== Segment start ==
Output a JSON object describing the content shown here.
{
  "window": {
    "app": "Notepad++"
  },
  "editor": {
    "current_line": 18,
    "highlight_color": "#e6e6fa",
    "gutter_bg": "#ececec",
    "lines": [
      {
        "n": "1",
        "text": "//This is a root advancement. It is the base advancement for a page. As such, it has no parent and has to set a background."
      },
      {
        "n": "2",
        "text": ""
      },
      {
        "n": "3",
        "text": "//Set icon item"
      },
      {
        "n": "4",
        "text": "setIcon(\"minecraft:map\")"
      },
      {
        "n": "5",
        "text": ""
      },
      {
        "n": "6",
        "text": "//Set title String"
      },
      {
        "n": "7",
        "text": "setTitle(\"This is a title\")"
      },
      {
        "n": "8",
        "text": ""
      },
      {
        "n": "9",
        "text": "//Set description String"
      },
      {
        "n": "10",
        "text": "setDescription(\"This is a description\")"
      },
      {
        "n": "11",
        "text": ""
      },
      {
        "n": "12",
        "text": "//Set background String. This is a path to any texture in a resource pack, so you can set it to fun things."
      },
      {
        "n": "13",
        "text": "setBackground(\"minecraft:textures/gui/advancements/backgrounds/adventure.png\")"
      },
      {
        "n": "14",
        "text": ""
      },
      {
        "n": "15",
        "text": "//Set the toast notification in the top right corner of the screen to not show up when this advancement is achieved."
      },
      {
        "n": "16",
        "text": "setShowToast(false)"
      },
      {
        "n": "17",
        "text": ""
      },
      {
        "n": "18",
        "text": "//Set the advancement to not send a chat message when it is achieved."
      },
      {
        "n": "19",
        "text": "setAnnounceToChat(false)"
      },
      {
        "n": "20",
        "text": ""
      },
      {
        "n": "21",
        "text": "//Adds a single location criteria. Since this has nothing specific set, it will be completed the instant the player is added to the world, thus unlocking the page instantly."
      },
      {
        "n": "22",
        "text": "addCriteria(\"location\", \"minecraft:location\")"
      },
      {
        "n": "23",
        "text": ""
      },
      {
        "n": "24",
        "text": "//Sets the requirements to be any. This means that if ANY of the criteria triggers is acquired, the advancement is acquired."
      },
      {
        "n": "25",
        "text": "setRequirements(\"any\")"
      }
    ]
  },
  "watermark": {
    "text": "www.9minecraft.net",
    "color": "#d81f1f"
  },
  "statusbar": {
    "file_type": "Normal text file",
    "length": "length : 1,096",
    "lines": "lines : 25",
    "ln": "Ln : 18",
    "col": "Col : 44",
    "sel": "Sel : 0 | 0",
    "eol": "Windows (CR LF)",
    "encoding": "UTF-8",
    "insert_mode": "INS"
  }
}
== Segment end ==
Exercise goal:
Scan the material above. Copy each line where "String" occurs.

The answer:
        "text": "//Set title String"
        "text": "//Set description String"
        "text": "//Set background String. This is a path to any texture in a resource pack, so you can set it to fun things."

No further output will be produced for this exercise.